•Example: Hydrogen molecule (H2)
15. VB theory looks at covalent bonding as an overlap of atomic orbitals rather
than just a sharing of electrons as in previous theories. A covalent bond in VB
theory is a bond formed when the atomic orbitals of two atoms overlap and
each share one electron each having opposite spins in the overlap region
between the atoms. This overlap region is a region of high electron
density which serves to hold the atoms together.
The reason this overlap creates a bond between the atoms is there's a
reduction in the overall potential energy of the molecule compared to the
combined potential energies of the atoms separately.
20. Example of the diatomic hydrogen molecule (H2)
A relative plot of potential energy versus distance apart between two hydrogen
atoms. To the far right, the hydrogen atoms are separated from each other, seen as a
gap between the two spheres. The nominal potential energy of the separate atoms is
at the level of the x-axis. As the atoms begin to overlap (center image), there's a
reduction in potential energy (PE) relative to the separated atoms. This reduction in
PE continues as the atoms overlap more until it reaches a minimum (left image).
This is where we consider the bond being formed and the distance between the atoms
as being the associated bond length of that covalent bond. If we were to increase the
overlap of the atomic orbitals more, the PE goes up sharply suggesting that other
interactions come into play increasing the overall PE. The optimum distance between
the two atoms, the bond length, for H-H bond is 75 pm (picometers). So, atoms can
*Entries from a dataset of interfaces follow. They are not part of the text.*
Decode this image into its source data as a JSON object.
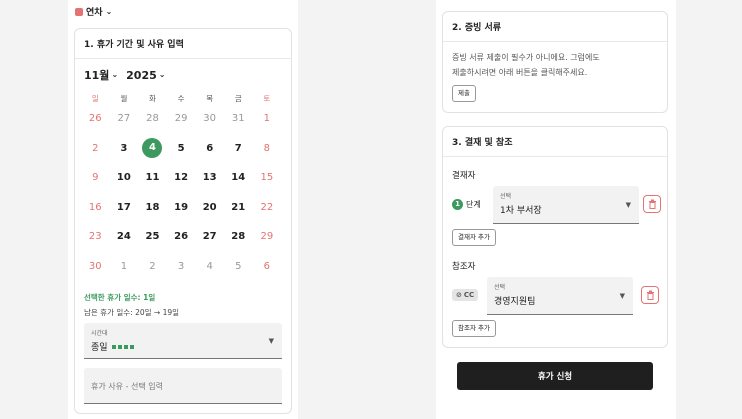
{
  "leave_type": {
    "label": "연차"
  },
  "period_card": {
    "title": "1. 휴가 기간 및 사유 입력",
    "month": "11월",
    "year": "2025",
    "weekdays": [
      "일",
      "월",
      "화",
      "수",
      "목",
      "금",
      "토"
    ],
    "weeks": [
      [
        "26",
        "27",
        "28",
        "29",
        "30",
        "31",
        "1"
      ],
      [
        "2",
        "3",
        "4",
        "5",
        "6",
        "7",
        "8"
      ],
      [
        "9",
        "10",
        "11",
        "12",
        "13",
        "14",
        "15"
      ],
      [
        "16",
        "17",
        "18",
        "19",
        "20",
        "21",
        "22"
      ],
      [
        "23",
        "24",
        "25",
        "26",
        "27",
        "28",
        "29"
      ],
      [
        "30",
        "1",
        "2",
        "3",
        "4",
        "5",
        "6"
      ]
    ],
    "selected_day": "4",
    "selected_days_text": "선택한 휴가 일수: 1일",
    "remaining_text": "남은 휴가 일수: 20일 → 19일",
    "time_select": {
      "label": "시간대",
      "value": "종일"
    },
    "reason_placeholder": "휴가 사유 - 선택 입력"
  },
  "docs_card": {
    "title": "2. 증빙 서류",
    "text_line1": "증빙 서류 제출이 필수가 아니에요. 그럼에도",
    "text_line2": "제출하시려면 아래 버튼을 클릭해주세요.",
    "submit_label": "제출"
  },
  "approval_card": {
    "title": "3. 결재 및 참조",
    "approver_title": "결재자",
    "step_num": "1",
    "step_label": "단계",
    "approver_select": {
      "label": "선택",
      "value": "1차 부서장"
    },
    "add_approver_label": "결재자 추가",
    "ref_title": "참조자",
    "cc_label": "CC",
    "ref_select": {
      "label": "선택",
      "value": "경영지원팀"
    },
    "add_ref_label": "참조자 추가"
  },
  "apply_label": "휴가 신청",
  "colors": {
    "accent": "#3c9a5f",
    "weekend": "#e57373",
    "button_dark": "#1f1f1f"
  }
}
only get so close before problems begin to arise but must be close enough in order to
minimize the potential energy of the molecule.